The purpose of my research and writing is to provide information to encourage Ugandans to debate issues of interest to the present and future generations. So far I have focused on Buganda and the Great Lakes region, raising issues many of them controversial such as tribes and nations.

In this posting I want to show how the 1900 Uganda Agreement revolutionized Buganda society by changing land ownership, a process that is being repeated at the moment under the NRM government.

In 1899 Sir Harry Johnston was appointed Special Commissioner with a mandate regarding the administration of Buganda and land ownership. Regarding the latter he chose to work with the three ministers that served as regents and the Lukiiko.

Johnson convinced Baganda leaders in part through bribery that uncultivated land, forests and wetlands/swamps – half of Buganda land – come under the Protectorate Government as Crown Land. The rest was shared by the Kabaka, members of his family, the three ministers, saza and lesser chiefs and 1000 notables.

The responsibility for dividing the land in square miles was given to the Lukiiko. The Saza chiefs received both official land which changed hands with the holder of the office and private estates to which they were permanently entitled. The ministers were given extra land to buy their support. Apolo Kagwa was given 20 square miles and 100 heads of cattle; Mugwanya 15 square miles and Kangawo 10 square miles. The Commissioner was criticized for bribing the ministers into signing the Agreement.

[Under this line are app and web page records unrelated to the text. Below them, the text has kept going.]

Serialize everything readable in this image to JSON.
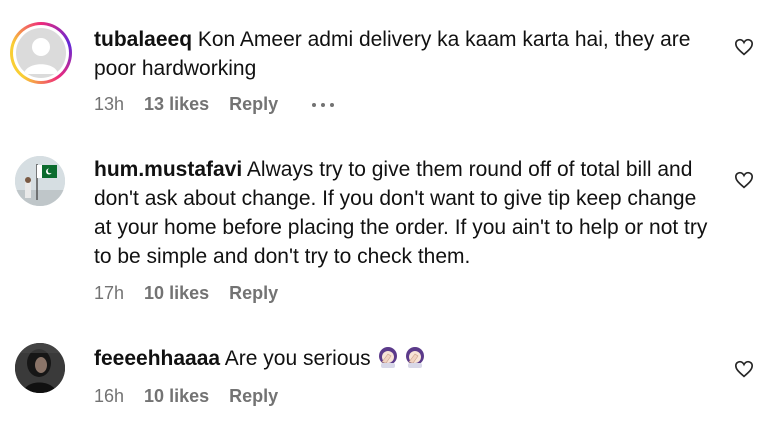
{
  "comments": [
    {
      "username": "tubalaeeq",
      "text": "Kon Ameer admi delivery ka kaam karta hai, they are poor hardworking",
      "time": "13h",
      "likes": "13 likes",
      "reply": "Reply",
      "avatar_icon": "default-avatar-icon",
      "story_ring": true
    },
    {
      "username": "hum.mustafavi",
      "text": "Always try to give them round off of total bill and don't ask about change. If you don't want to give tip keep change at your home before placing the order. If you ain't to help or not try to be simple and don't try to check them.",
      "time": "17h",
      "likes": "10 likes",
      "reply": "Reply",
      "avatar_icon": "flag-photo-avatar"
    },
    {
      "username": "feeeehhaaaa",
      "text": "Are you serious",
      "emoji": [
        "facepalm-woman-emoji",
        "facepalm-woman-emoji"
      ],
      "time": "16h",
      "likes": "10 likes",
      "reply": "Reply",
      "avatar_icon": "dark-photo-avatar"
    }
  ],
  "colors": {
    "text": "#111111",
    "meta": "#737373",
    "ring_start": "#f9ce34",
    "ring_mid": "#ee2a7b",
    "ring_end": "#6228d7"
  }
}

Clan heads and peasants – bataka and bakopi – lost to the new class of land owners that Johnston created. The distribution of land caused tremendous difficulties and suffering. The ministers and saza chiefs chose land where it suited them preferring the most populated areas that were most fertile. Once the land had been chosen the ministers and saza chiefs and other beneficiaries brought their own followers, evicting en masse those that had settled in these areas. These decisions “…created a chaos of refugee movement in the countryside from which even European District Officers recoiled”.

Johnston was only interested in getting support for the Agreement no matter what happened to the economic and social welfare of ordinary people. He was criticized for abandoning existing system of customary tenure that deprived peasants of their security and means of livelihood while introducing an alien concept of individual land ownership.

Johnston decision marked the beginning of tensions and conflicts that ultimately gave rise to the formation of political parties and demand for independence.

What we are witnessing today is another land dispossession exercise in Buganda (and other parts of Uganda). However, the difference this time is that while Johnston dispossessed peasants of their land, the ownership remained in the hands of Baganda and the peasants were not chased away. Under the NRM dispossession program land ownership is being concentrated in the hands of foreigners who are chasing away former owners that have fled to urban slums where they are facing a bleak future.

Just as the peasants and other disgruntled Baganda formed political parties to regain their land, security and independence, a new breed of leaders is emerging at home and abroad to wrestle power from the failed NRM government by peaceful means in the first instance.